Description of the task -> For each line below that includes the word "Autorità", make a copy.

(Page and application data records)
◆ ◆ ◆
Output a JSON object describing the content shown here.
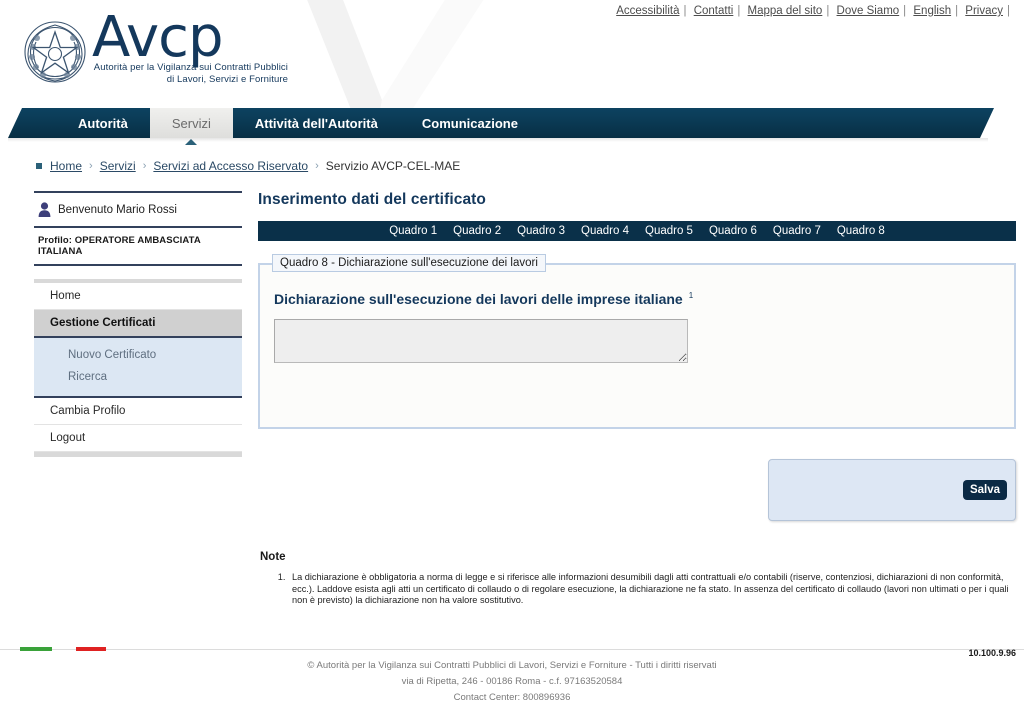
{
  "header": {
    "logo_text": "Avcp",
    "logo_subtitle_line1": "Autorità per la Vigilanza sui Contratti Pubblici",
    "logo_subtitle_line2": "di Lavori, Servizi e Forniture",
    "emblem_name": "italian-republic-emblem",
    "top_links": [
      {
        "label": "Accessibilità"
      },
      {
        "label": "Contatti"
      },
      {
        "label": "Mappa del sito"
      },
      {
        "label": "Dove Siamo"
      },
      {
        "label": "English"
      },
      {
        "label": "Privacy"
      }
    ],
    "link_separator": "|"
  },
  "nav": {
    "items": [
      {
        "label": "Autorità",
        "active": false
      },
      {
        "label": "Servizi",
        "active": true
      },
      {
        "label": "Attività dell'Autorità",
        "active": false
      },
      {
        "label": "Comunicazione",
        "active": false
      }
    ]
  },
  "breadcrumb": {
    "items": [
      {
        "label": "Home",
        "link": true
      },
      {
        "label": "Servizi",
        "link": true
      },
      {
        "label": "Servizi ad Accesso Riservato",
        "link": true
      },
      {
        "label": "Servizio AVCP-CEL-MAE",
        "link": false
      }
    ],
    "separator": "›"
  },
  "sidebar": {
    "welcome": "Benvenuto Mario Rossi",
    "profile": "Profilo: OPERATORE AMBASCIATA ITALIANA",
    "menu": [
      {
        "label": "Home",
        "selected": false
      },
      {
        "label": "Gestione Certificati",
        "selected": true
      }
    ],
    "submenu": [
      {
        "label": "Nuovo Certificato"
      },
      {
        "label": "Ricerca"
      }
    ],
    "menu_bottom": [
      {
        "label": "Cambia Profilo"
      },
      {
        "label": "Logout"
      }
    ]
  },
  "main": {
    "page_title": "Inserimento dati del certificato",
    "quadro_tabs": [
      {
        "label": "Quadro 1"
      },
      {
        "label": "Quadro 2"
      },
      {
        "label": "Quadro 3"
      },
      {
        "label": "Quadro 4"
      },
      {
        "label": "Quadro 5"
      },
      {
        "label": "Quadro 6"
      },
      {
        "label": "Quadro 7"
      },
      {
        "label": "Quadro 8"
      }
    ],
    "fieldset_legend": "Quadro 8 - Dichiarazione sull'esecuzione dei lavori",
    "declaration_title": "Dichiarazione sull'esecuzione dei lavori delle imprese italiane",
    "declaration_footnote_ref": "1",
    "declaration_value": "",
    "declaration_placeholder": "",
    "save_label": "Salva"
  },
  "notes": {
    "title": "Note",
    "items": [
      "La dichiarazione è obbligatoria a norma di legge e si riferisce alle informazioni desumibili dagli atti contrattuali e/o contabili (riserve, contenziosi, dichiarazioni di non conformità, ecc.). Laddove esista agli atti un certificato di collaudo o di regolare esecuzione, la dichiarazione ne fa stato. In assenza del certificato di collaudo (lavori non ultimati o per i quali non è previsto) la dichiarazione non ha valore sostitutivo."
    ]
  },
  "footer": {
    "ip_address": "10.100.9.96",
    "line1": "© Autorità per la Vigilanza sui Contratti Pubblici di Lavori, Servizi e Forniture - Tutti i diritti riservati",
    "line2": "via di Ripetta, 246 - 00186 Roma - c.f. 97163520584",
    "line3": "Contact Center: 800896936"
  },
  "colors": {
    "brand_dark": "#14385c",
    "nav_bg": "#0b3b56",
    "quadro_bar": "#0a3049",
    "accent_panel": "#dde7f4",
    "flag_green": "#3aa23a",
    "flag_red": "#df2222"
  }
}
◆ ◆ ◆
Response ->
    "logo_subtitle_line1": "Autorità per la Vigilanza sui Contratti Pubblici",
        "label": "Autorità",
        "label": "Attività dell'Autorità",
    "line1": "© Autorità per la Vigilanza sui Contratti Pubblici di Lavori, Servizi e Forniture - Tutti i diritti riservati",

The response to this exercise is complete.